Date: 
Monday, July 11, 2016

Offor v. EEOC, No. 15-3175, 2016 WL 3747593 (E.D.N.Y. July 11, 2016) (Spatt, J.)

Re: Request for plaintiff's EEOC charge file

Disposition: Granting defendant's motion to dismiss
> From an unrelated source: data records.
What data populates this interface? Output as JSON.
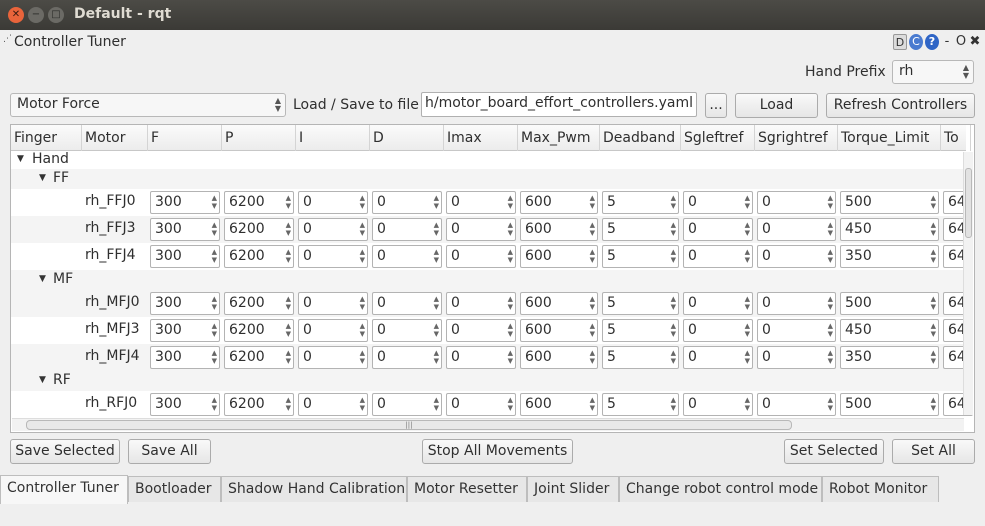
{
  "window": {
    "title": "Default - rqt"
  },
  "plugin": {
    "title": "Controller Tuner",
    "tool_d": "D",
    "tool_c": "C",
    "tool_q": "?",
    "tool_min": "-",
    "tool_float": "O",
    "tool_close": "✖"
  },
  "hand_prefix": {
    "label": "Hand Prefix",
    "value": "rh"
  },
  "controller_type": {
    "value": "Motor Force"
  },
  "file": {
    "label": "Load / Save to file",
    "path": "h/motor_board_effort_controllers.yaml",
    "browse_label": "...",
    "load_label": "Load",
    "refresh_label": "Refresh Controllers"
  },
  "table": {
    "columns": [
      "Finger",
      "Motor",
      "F",
      "P",
      "I",
      "D",
      "Imax",
      "Max_Pwm",
      "Deadband",
      "Sgleftref",
      "Sgrightref",
      "Torque_Limit",
      "To"
    ],
    "root": "Hand",
    "groups": [
      {
        "name": "FF",
        "rows": [
          {
            "motor": "rh_FFJ0",
            "values": [
              "300",
              "6200",
              "0",
              "0",
              "0",
              "600",
              "5",
              "0",
              "0",
              "500",
              "64"
            ]
          },
          {
            "motor": "rh_FFJ3",
            "values": [
              "300",
              "6200",
              "0",
              "0",
              "0",
              "600",
              "5",
              "0",
              "0",
              "450",
              "64"
            ]
          },
          {
            "motor": "rh_FFJ4",
            "values": [
              "300",
              "6200",
              "0",
              "0",
              "0",
              "600",
              "5",
              "0",
              "0",
              "350",
              "64"
            ]
          }
        ]
      },
      {
        "name": "MF",
        "rows": [
          {
            "motor": "rh_MFJ0",
            "values": [
              "300",
              "6200",
              "0",
              "0",
              "0",
              "600",
              "5",
              "0",
              "0",
              "500",
              "64"
            ]
          },
          {
            "motor": "rh_MFJ3",
            "values": [
              "300",
              "6200",
              "0",
              "0",
              "0",
              "600",
              "5",
              "0",
              "0",
              "450",
              "64"
            ]
          },
          {
            "motor": "rh_MFJ4",
            "values": [
              "300",
              "6200",
              "0",
              "0",
              "0",
              "600",
              "5",
              "0",
              "0",
              "350",
              "64"
            ]
          }
        ]
      },
      {
        "name": "RF",
        "rows": [
          {
            "motor": "rh_RFJ0",
            "values": [
              "300",
              "6200",
              "0",
              "0",
              "0",
              "600",
              "5",
              "0",
              "0",
              "500",
              "64"
            ]
          }
        ]
      }
    ]
  },
  "actions": {
    "save_selected": "Save Selected",
    "save_all": "Save All",
    "stop_all": "Stop All Movements",
    "set_selected": "Set Selected",
    "set_all": "Set All"
  },
  "tabs": [
    "Controller Tuner",
    "Bootloader",
    "Shadow Hand Calibration",
    "Motor Resetter",
    "Joint Slider",
    "Change robot control mode",
    "Robot Monitor"
  ],
  "active_tab": "Controller Tuner"
}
  • Procedural Requirements, Entities Subject to the FOIA: The court holds that "[i]t is undisputed that the Defendant EEOC is a federal agency subject to FOIA." "However, the Defendant, . . . the District Director of the New York Office of the EEOC, is an individual and therefore, not a proper Defendant in this matter." "Accordingly, at the outset, the Court dismisses the claims against [the District Director of the New York Office of the EEOC] and analyzes the sufficiency of the complaint solely with regard to the EEOC."
     
  • Litigation Considerations, Mootness and Other Grounds for Dismissal: "The Court finds that that the Plaintiff’s claims are moot and therefore, dismisses the action pursuant to Rule 12(b)(1)." The court holds that "[i]t is undisputed that following the initiation of the complaint in this action, the EEOC produced all of the pages in the Plaintiff's case file with modest redactions to 3 of the 265 pages that the EEOC produced." "Plaintiff does not object to the completeness of the production, nor to the modest redactions by the EEOC to three pages of the materials." "Under these circumstances, there is nothing of the underlying FOIA dispute left for the Court [to] adjudicate because the EEOC has already produced what it can, and the Court lacks jurisdiction to compel the EEOC to do anything further." Additionally, "the Court finds that the Plaintiff's contention in her response brief that the EEOC sent her 'made up' pages to be speculation and clearly not sufficient to raise a question as to the completeness of the EEOC's production."
     
  • Attorney Fees, Eligibility: Responding to plaintiff's request for attorney fees, the court finds that "[p]laintiff did not obtain her EEOC case file through a 'judicial order,' a 'written agreement,' a 'consent decree,' or a 'unilateral change in position by the agency.'" "Rather, she obtained her case file because the EEOC was able to locate the file and voluntarily decided to furnish the case file to the Plaintiff." "Thus, she has not 'substantially prevailed' within the meaning of FOIA and is not entitled to attorneys' fees."
     
  • Litigation Considerations, Relief: The court also denies plaintiff's request for an injunction. The court holds that "FOIA limits the Court's jurisdiction to enjoining the agency from withholding the specific records requested by the complainant." "It does not authorize the vague injunction against future conduct sought by the Plaintiff." "Furthermore, even if it were authorized, the Plaintiff has made no showing that she is entitled to such injunctive relief given that the EEOC has complied with all of its obligations under FOIA by producing the documents requested by the Plaintiff."
     
  • Litigation Considerations, Special Counsel Provision: Responding to plaintiff's request for the "appointment of a Special Counsel to initiate an investigation into the EEOC's actions," "[t]he Court has not issued a 'written finding that the circumstances surrounding the withholding raise questions whether agency personnel acted arbitrarily or capriciously with respect to the withholding,' and therefore, the Special Counsel provision is not triggered in this case."
Topic: 
Attorney Fees
District Court
Injunctive Relief
Litigation Considerations
Mootness
Procedural
Referral to Special Counsel
Updated January 17, 2017